■ Exercise aim:
If a line in the records contains the string "stats", show that line.
###
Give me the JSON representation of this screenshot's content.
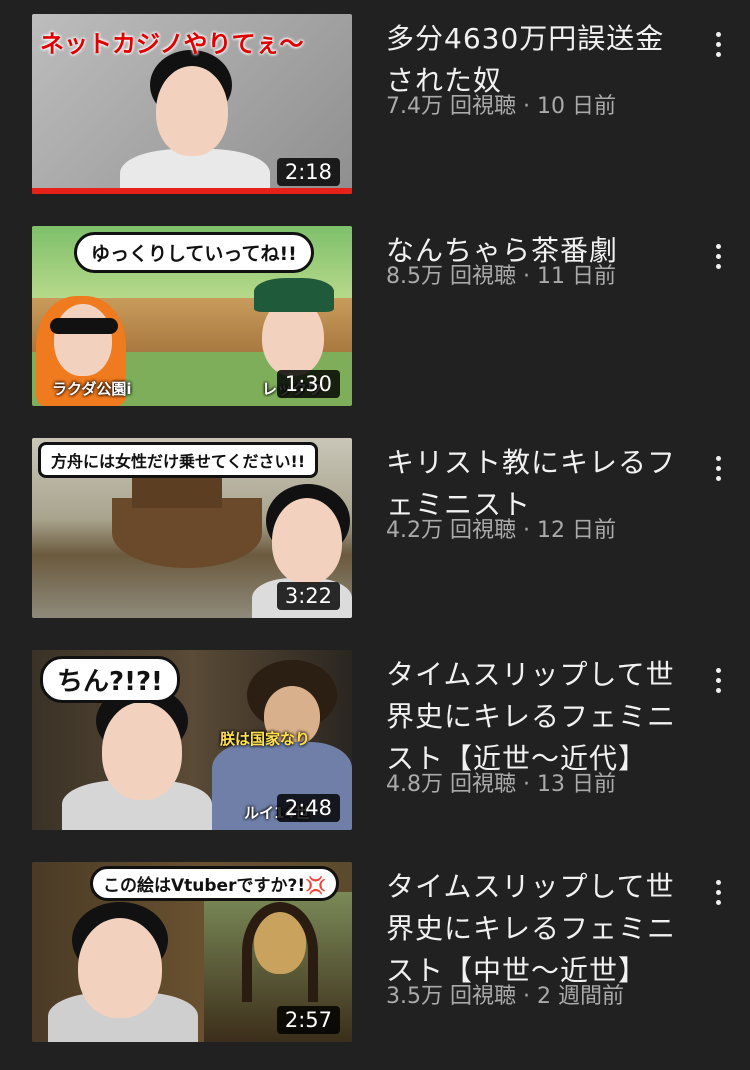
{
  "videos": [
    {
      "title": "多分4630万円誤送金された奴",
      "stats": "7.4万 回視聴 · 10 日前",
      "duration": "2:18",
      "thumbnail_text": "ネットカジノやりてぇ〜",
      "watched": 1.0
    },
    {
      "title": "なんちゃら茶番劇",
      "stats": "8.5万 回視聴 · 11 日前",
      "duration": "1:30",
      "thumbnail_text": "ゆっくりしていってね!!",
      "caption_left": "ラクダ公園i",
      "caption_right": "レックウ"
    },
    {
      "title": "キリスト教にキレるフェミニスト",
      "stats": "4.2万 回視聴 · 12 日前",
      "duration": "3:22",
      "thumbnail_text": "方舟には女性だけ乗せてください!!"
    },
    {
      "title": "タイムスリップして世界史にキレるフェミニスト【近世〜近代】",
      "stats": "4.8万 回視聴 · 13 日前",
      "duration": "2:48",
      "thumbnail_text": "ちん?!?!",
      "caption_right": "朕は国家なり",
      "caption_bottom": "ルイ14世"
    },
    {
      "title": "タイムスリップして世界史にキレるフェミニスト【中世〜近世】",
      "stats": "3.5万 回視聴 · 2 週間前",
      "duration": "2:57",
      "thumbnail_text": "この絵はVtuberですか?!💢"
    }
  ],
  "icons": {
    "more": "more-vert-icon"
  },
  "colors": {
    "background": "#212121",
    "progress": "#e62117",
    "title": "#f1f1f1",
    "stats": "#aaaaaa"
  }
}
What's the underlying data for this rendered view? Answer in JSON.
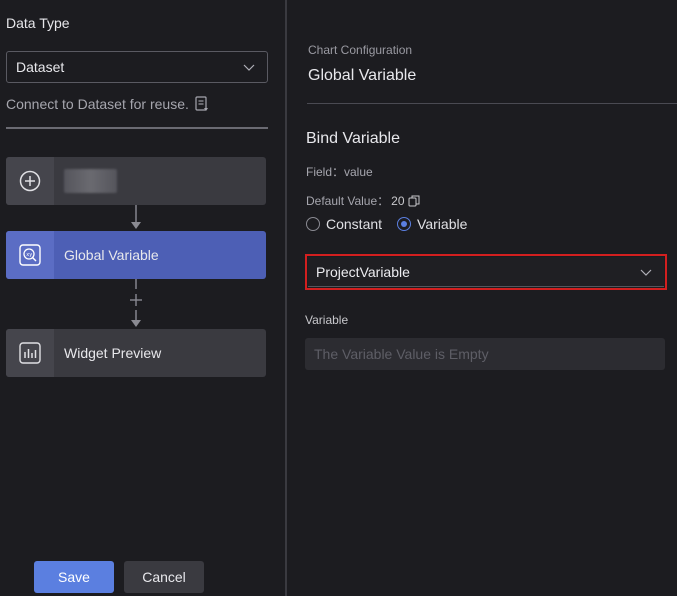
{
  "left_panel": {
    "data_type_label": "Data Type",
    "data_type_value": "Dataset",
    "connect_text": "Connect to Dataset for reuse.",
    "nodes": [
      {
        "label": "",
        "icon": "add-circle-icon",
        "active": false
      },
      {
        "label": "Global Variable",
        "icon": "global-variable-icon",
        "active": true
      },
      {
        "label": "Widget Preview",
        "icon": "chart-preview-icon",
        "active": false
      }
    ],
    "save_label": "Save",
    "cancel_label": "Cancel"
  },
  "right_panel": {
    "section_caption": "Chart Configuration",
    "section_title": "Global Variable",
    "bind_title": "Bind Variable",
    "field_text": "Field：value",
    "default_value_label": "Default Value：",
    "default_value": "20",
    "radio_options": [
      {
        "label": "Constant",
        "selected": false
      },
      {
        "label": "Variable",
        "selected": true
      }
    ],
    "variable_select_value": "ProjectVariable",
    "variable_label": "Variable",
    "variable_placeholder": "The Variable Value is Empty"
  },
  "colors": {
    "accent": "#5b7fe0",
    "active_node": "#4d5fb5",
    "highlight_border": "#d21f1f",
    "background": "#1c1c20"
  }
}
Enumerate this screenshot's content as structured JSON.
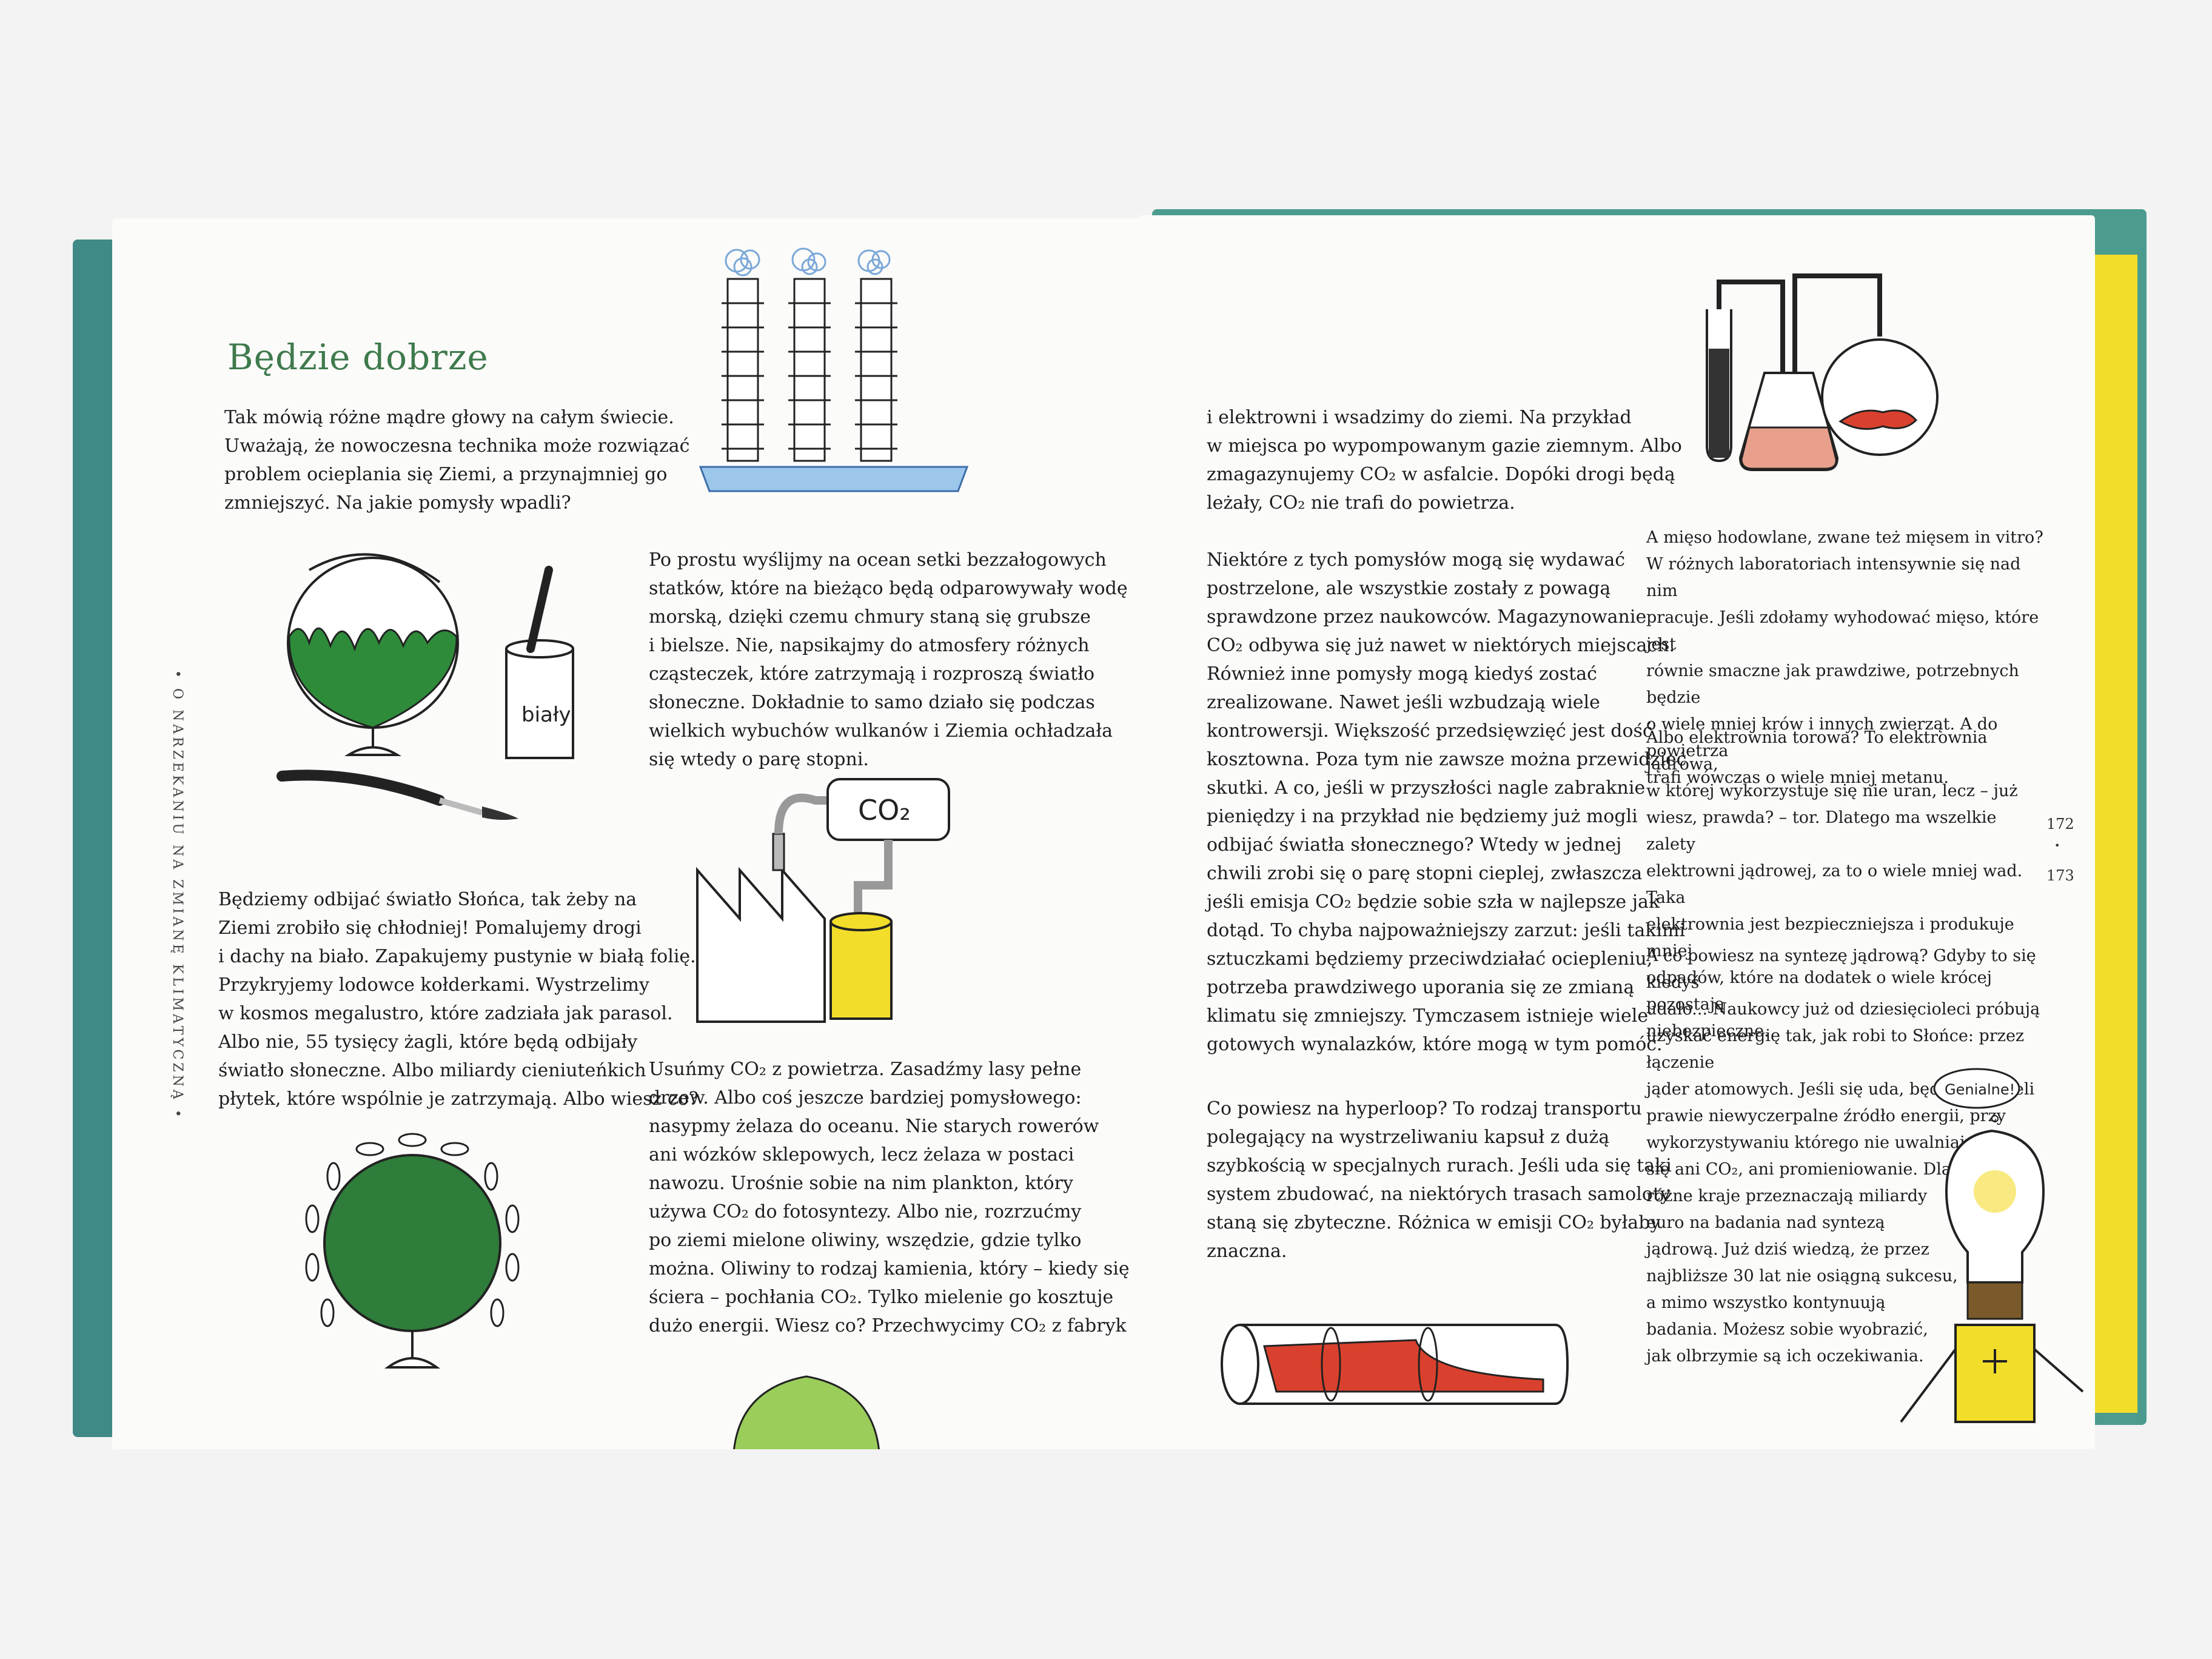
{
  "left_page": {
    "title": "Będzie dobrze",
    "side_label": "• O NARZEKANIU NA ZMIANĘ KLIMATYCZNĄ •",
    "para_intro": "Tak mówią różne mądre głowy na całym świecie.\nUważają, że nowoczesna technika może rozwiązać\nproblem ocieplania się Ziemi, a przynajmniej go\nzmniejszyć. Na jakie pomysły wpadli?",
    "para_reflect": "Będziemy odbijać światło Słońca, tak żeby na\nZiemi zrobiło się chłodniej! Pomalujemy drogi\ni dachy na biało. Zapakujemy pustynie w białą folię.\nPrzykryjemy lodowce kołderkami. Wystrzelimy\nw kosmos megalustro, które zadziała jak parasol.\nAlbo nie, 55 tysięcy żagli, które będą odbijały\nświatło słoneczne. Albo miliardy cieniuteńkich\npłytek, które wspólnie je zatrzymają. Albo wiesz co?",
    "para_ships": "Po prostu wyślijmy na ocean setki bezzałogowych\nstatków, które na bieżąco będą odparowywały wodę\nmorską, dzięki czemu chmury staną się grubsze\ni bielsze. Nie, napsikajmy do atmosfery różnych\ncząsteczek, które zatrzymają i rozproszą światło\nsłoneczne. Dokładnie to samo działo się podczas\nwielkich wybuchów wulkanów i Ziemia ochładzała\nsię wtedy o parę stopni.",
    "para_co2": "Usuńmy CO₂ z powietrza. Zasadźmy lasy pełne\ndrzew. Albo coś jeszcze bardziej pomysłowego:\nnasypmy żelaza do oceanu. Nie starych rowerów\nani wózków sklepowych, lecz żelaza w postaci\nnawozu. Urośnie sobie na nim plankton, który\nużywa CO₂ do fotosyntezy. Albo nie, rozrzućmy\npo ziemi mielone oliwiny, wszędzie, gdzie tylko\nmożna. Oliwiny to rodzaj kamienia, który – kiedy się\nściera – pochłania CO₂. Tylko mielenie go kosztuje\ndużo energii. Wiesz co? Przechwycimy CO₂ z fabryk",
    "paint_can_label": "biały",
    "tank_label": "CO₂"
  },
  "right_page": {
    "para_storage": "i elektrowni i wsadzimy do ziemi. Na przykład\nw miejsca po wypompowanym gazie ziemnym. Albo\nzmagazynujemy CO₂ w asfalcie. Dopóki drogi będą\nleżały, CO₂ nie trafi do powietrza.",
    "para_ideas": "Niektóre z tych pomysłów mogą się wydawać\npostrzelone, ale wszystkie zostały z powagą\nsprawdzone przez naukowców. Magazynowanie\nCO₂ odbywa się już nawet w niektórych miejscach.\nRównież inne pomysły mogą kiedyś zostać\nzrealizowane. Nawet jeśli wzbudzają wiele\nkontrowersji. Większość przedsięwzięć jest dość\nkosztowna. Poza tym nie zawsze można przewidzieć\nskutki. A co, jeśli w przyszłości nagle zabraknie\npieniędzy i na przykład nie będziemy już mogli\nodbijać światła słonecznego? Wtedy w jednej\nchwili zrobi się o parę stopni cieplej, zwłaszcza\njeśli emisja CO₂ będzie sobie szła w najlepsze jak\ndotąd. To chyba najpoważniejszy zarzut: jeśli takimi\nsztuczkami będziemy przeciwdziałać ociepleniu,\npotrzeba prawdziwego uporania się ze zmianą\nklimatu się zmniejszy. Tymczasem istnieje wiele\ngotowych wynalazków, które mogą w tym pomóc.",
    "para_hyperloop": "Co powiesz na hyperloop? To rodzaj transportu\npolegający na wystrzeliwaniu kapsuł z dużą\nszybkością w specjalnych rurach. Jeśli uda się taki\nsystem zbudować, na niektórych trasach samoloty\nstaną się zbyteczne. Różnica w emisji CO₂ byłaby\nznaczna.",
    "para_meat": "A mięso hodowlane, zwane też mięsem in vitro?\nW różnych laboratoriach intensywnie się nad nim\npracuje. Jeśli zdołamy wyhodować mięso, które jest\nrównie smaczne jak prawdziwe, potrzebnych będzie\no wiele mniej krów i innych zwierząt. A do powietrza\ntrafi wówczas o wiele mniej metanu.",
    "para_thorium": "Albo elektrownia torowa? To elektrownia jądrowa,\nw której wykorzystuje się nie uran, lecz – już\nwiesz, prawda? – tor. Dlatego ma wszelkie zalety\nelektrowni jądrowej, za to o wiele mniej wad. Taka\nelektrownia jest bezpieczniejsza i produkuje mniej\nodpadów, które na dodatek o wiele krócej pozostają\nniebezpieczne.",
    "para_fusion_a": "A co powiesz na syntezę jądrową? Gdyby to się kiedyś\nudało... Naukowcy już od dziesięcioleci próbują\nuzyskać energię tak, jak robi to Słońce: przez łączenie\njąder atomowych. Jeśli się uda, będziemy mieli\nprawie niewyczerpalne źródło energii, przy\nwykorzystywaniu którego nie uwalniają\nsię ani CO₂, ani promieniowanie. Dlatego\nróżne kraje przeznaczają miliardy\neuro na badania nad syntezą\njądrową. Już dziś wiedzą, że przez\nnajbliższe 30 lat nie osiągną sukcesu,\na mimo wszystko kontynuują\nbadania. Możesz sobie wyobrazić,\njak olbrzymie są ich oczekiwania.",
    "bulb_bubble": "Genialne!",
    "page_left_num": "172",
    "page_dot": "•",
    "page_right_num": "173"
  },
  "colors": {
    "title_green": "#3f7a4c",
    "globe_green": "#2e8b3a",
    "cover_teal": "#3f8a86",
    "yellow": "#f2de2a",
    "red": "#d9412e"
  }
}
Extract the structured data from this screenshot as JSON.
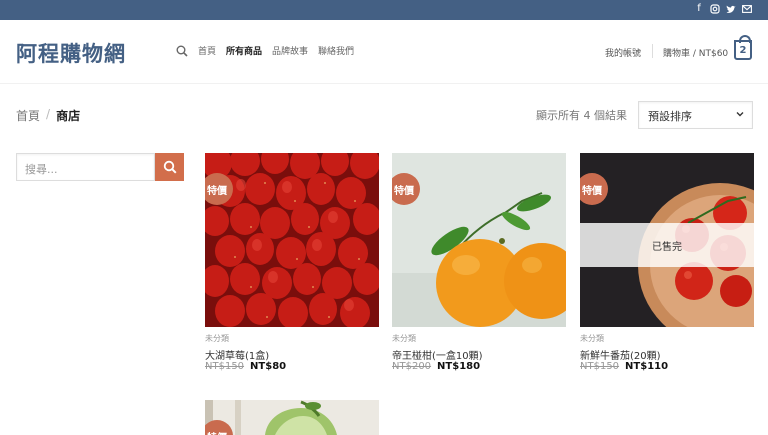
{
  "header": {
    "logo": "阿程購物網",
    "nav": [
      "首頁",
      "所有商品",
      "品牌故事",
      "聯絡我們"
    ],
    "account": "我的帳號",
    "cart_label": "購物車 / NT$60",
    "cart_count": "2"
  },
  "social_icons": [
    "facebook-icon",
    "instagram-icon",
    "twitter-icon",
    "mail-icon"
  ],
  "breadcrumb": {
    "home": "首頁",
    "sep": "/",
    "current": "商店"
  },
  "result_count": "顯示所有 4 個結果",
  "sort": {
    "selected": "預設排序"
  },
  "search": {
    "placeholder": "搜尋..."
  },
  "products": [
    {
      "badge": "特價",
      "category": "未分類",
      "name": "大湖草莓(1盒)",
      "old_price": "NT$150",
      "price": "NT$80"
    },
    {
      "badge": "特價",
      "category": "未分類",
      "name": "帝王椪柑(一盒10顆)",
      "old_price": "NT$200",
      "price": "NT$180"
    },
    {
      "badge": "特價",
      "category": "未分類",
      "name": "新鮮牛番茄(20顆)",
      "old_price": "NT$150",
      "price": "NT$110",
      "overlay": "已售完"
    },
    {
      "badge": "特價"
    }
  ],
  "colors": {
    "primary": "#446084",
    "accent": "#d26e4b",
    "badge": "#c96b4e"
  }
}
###
■ Answer box:
      "stats": "7.4万 回視聴 · 10 日前",
      "stats": "8.5万 回視聴 · 11 日前",
      "stats": "4.2万 回視聴 · 12 日前",
      "stats": "4.8万 回視聴 · 13 日前",
      "stats": "3.5万 回視聴 · 2 週間前",
    "stats": "#aaaaaa"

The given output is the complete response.